Contact Lens Design & Materials
Material for SiHy Daily Disposable Makes U.S. Debut
BY NEIL PENCE, OD, FAAO
Since 2010, Vistakon has sold its 1-Day Acuvue TruEye silicone hydrogel daily disposable lens in two different material versions: narafilcon B in the United States and some Caribbean countries, and narafilcon A in all other markets worldwide. This spring, Vistakon began introducing the narafilcon A material in the United States. After a gradual conversion process in the United States, all TruEye lenses worldwide will be manufactured in the same narafilcon A material.
1-Day Acuvue TruEye was the first silicone hydrogel daily disposable contact lens, a development that allowed the benefits associated with higher oxygen transmission to be available to patients who preferred the convenience and comfort of a single-use lens. First introduced in 2008 in a few markets outside of the United States in the narafilcon A material, the lens has been available in the United States since 2010 in the narafilcon B iteration.
The two versions are very similar. Both have a 14.2mm diameter and power range of −12.00D to +6.00D, and they share the same center thickness and overall lens design. Both feature Vistakon’s Hydraclear 1 Technology, and both exhibit Class 1 UV blocking properties. Each has the same visibility tint and inversion indicator as well.
While very similar lenses, there are some notable differences between the materials.

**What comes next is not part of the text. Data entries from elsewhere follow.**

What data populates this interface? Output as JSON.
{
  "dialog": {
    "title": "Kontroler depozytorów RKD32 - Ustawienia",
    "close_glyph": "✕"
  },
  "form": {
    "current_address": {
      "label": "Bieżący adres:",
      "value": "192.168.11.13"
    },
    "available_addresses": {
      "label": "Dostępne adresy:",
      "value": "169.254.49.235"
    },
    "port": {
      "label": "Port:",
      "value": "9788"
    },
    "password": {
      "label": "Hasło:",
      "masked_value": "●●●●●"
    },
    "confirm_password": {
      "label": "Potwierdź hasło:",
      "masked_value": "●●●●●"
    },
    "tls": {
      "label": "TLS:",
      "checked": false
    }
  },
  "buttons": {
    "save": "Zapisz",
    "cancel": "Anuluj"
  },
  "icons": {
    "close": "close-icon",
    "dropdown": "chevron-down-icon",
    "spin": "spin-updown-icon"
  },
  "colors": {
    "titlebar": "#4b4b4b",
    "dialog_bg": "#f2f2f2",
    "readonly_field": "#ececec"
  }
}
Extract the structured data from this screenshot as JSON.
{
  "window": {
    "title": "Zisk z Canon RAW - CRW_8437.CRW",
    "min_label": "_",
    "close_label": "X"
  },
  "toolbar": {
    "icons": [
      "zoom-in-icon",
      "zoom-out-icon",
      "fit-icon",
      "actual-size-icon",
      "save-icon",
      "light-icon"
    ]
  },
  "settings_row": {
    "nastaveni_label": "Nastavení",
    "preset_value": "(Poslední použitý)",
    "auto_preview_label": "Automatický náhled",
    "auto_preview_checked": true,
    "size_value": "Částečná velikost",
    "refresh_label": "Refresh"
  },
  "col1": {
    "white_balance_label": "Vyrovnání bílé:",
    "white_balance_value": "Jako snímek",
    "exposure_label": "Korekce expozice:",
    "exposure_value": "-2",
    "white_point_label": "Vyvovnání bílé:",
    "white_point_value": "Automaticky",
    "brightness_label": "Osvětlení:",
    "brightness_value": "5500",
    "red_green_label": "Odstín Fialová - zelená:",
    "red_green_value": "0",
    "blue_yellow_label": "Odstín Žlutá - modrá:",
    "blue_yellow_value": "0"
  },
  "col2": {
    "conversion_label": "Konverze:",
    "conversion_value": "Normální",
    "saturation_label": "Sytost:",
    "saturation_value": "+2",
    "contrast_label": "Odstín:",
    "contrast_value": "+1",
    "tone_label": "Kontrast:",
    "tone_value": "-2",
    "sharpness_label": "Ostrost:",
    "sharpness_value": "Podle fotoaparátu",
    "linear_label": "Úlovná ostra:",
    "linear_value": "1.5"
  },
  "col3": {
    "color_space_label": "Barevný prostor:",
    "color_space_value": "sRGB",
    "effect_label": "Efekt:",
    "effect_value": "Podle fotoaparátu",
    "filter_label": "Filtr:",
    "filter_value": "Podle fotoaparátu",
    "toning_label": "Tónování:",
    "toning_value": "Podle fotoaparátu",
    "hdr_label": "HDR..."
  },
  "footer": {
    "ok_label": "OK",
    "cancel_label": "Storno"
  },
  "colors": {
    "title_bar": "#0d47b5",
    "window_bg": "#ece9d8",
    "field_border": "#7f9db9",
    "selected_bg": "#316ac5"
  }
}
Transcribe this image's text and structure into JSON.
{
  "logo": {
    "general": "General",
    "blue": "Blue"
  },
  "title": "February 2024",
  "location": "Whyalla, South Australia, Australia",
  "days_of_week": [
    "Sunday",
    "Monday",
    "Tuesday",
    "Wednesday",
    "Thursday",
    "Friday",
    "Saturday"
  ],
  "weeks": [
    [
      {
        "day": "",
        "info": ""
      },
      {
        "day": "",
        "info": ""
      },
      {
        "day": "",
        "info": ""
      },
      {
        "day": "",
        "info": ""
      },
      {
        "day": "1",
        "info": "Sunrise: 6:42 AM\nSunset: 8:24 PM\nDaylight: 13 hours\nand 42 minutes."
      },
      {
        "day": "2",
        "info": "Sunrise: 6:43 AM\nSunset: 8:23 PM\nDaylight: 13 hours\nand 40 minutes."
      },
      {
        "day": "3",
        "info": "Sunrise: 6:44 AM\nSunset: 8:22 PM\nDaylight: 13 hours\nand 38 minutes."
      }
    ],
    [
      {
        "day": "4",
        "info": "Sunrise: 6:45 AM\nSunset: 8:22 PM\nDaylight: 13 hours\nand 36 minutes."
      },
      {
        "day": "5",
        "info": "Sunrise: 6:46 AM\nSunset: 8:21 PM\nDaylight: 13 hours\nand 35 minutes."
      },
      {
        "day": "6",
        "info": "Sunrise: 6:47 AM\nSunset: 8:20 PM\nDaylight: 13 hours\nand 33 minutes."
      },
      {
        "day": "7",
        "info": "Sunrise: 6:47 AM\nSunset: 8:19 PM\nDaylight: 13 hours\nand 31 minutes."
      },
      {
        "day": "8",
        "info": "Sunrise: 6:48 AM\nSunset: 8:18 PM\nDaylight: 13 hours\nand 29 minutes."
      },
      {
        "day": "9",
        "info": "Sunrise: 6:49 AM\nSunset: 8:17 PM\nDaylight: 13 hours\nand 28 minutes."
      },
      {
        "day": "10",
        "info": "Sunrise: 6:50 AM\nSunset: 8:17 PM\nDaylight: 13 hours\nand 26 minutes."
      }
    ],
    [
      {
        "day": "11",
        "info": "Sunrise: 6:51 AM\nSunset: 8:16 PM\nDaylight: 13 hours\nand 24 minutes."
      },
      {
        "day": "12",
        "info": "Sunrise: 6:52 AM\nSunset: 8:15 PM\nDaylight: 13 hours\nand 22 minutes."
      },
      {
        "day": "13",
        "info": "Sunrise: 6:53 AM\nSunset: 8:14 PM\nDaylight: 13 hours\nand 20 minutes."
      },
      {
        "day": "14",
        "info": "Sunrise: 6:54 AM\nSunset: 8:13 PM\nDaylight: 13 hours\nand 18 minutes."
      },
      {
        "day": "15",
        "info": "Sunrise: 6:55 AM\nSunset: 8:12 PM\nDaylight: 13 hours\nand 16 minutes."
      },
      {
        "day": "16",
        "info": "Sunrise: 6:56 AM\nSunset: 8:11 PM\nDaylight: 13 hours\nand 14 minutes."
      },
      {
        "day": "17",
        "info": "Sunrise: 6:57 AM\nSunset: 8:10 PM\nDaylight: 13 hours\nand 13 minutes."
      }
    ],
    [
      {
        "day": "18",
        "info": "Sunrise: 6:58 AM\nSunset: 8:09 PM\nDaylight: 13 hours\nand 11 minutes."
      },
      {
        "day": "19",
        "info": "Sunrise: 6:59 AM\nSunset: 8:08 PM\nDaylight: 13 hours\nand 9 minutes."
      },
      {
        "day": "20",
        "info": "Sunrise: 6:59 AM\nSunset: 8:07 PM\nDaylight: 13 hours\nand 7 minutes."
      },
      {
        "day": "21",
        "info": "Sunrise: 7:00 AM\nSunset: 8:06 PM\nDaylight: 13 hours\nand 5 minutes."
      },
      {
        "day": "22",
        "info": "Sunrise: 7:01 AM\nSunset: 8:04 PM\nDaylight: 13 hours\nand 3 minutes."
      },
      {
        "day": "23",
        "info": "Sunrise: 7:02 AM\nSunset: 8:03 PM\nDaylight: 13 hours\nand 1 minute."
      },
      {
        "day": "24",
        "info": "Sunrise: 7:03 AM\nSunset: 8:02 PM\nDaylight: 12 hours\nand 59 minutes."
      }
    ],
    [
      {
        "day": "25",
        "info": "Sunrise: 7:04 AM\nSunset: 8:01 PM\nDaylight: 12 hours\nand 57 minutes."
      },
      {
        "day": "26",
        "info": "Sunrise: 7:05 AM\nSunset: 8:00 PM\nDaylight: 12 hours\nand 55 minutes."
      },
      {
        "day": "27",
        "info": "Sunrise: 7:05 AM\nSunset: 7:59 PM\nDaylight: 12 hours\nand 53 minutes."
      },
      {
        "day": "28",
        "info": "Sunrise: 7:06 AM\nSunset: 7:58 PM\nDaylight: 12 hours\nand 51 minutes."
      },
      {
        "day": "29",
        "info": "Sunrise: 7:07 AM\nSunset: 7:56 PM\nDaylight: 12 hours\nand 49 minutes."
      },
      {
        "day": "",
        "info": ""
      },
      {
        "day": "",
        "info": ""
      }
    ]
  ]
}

The narafilcon A lens has a higher oxygen transmission, with a Dk/t of 118 compared to 65 for the narafilcon B lens. This higher Dk/t is achieved through a slightly higher silicone content, and thus a slightly different water content (46 percent water for narafilcon A compared to 48 percent for narafilcon B). This small difference in water content has a very minimal effect on the lens modulus, resulting in nearly identical lens handling characteristics.
Another significant difference between the two versions is a second base curve available in the narafilcon A lens. Whereas 1-Day Acuvue TruEye had been available in only one base curve (8.5mm) in the United States, with the conversion it will now be available in base curves of 8.5mm and 9.0mm. This should result in more successful fits on flatter or smaller eyes. Past investigations with Acuvue Oasys (Vistakon) lenses indicated that the flatter base curves allowed more optimal fits on Asian eyes in particular (Chin, 2007), which will likely be true with the TruEye lens as well.
Also corresponding with the conversion in the United States, Acuvue TruEye in narafilcon A will be sold only in 90-pack units. This has always been the most economical way for daily disposable patients to purchase their lenses, and the vast majority of daily disposable contact lens sales are currently for 90-packs.
A Win-Win Situation
Having only one version of a particular product would seem ideal for any company. The choice of the narafilcon A material as that exclusive product has the benefit of offering higher oxygen transmission. U.S. practitioners also now have the added benefit of the second base curve, which should improve fitting success for more patients with this lens. CLS
For references, please visit www.clspectrum.com/references.asp and click on document #211.
Dr. Pence serves as associate dean, Clinical and Patient Services, Indiana University School of Optometry in Bloomington, Ind. He is a consultant or advisor to B+L, Alcon, and Vistakon and has received research funding from AMO. You can reach him at email@example.com.